It’s not a fiesta without tequila shots and margaritas! We have the region of Jalisco, Mexico to thank for this particular party essential. Today, we consume tequila in a shot with salt and lime, but this liquor has actually existed since the time of the Aztec civilization.
Can you imagine the way they used to down this drink back in the day? As time went by, production methods as well as the quality of ingredients continued to improve and evolve into the tequila we know today.
Whether tequila is your liquor of choice, or if you’re just here to learn more, here’s a deep dive into the history and production process of this Mexican drink.
So what exactly is tequila? Well, it’s a liquor, which means it’s produced by first fermenting ingredients and then distilling them. The base ingredient for tequila is native to Mexico. It’s a succulent called agave, often mistaken for cactus.
There are many varieties of agave, usually differing in colors. For the production of tequila, distillers only use the heart of the plant, known as piña, which can also be eaten as is.
Related Article: Why Does Everyone Love Tequila?
How did tequila come about?
As previously mentioned, tequila is believed to have existed in the time of the Aztecs.
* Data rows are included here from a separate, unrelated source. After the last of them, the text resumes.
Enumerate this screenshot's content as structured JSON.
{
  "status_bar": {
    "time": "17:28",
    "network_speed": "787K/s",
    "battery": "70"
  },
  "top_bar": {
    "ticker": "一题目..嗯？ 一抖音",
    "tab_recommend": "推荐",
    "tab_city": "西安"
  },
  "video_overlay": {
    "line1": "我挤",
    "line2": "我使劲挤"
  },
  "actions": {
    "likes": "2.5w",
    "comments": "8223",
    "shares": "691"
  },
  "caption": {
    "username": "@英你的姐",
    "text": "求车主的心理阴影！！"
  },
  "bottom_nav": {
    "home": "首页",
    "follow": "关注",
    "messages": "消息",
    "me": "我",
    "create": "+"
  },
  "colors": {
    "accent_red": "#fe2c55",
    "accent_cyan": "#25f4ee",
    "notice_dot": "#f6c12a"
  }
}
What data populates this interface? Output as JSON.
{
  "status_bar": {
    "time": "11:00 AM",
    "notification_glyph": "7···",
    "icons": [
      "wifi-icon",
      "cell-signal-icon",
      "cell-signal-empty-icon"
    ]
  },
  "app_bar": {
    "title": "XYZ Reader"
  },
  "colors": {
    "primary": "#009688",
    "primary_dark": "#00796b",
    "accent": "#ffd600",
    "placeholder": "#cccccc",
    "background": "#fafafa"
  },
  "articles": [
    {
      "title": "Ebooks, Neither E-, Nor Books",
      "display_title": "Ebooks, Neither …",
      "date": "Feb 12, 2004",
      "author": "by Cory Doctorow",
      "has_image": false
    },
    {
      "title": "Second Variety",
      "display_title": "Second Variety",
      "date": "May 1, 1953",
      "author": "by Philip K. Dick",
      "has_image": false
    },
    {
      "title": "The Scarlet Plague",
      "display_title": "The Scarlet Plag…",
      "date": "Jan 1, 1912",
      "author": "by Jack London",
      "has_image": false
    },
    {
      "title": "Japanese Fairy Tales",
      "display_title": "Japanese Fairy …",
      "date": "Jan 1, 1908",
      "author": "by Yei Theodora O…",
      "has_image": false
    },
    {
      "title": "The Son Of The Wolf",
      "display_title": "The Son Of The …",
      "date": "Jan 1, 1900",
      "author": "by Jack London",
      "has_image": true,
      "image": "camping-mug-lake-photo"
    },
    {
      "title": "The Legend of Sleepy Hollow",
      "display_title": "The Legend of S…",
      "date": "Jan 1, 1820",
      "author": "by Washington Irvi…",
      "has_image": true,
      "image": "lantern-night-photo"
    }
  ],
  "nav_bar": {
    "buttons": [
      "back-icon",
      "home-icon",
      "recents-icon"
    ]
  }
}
This was around 1000BC. The civilization was situated in what we now know as northern Mexico.
While producers today use only the heart of the agave to make tequila, the Aztecs initially made use of the plant’s sap instead. They would ferment sap to create a final product called pulque.
This tradition was carried forward until the 1500’s, when the Spanish invaded the Aztecs and brought methods of distillation with them. As there was a shortage of brandy in the area, the colonizers began distilling agave instead.
Two hundred years later, the Cuervo family became the first to distill and sell tequila commercially under their own brand Jose Cuervo, which has continued to thrive throughout centuries. Tequila rose to popularity soon after, and the rest is history!
Related Article: The Fine Line Between Tequila and Mezcal
Tequila production process
A lot of care goes into producing a bottle of tequila. It all begins as harvesters reap specifically blue agave plants using a special knife called a coa. The shape of the knife allows them to cut through the thick succulent leaves and into the core to retrieve the piña.
After harvest, the piña is baked in order for it to release all its sugars. Today, infrastructure and technology allows for baking in brick ovens. However, the traditional method is to bake them in pits in the ground.
The next step is to shred the baked piña and extract the agave juice by crushing. Distilleries today use a mechanical shredder for this process, but this traditionally involves crushing using a stone wheel. This results in a juice called mosto, which is then fermented in either steel tanks or wooden barrels.
Once mosto is fermented, it then goes through distillation, which often occurs twice. The first distillation produces a cloudy liquid, and the second distillation refines and clears it up. The final result is tequila.
Finally, the tequila is aged in tanks or barrels. Depending on the duration of aging and the casks used, it will be classified as a different kind of tequila.
Related Article: What Food Goes Well with Tequila? a Simple Guide
Types of tequila
There are five types of tequila, each categorized based on how its aged.
The Spanish word for “white,” blanco is a clear tequila. Distillers may choose to either age or immediately bottle their blanco after distillation. Blanco is normally aged in steel tanks and is the tequila that’s most commonly used in shots.
Blanco available at minuman.com:
Reposado means “rested,” and is named so because it’s commonly aged in oak casks for at least two months. This results in a light golden brown colour.
Reposado available at minuman.com:
To be considered añejo, the tequila needs to be aged in bourbon or French white oak barrels for at least a year. Its name is the Spanish word for “old,” having spent some time in the barrel. The aging results in a dark-coloured drink with slight oaky notes.
Añejo available at minuman.com:
4. Extra Añejo
The extra old variant of añejo is aged for over 3 years in the same types of casks. This produces a richer flavour profile.
Extra Añejo available at minuman.com:
As opposed to añejo, joven means “young.” However, this isn’t because it’s only aged for a short period of time. Joven is actually a blend of blanco tequila with an aged tequila. Joven also often includes additional flavours such as caramel.
Joven available at minuman.com: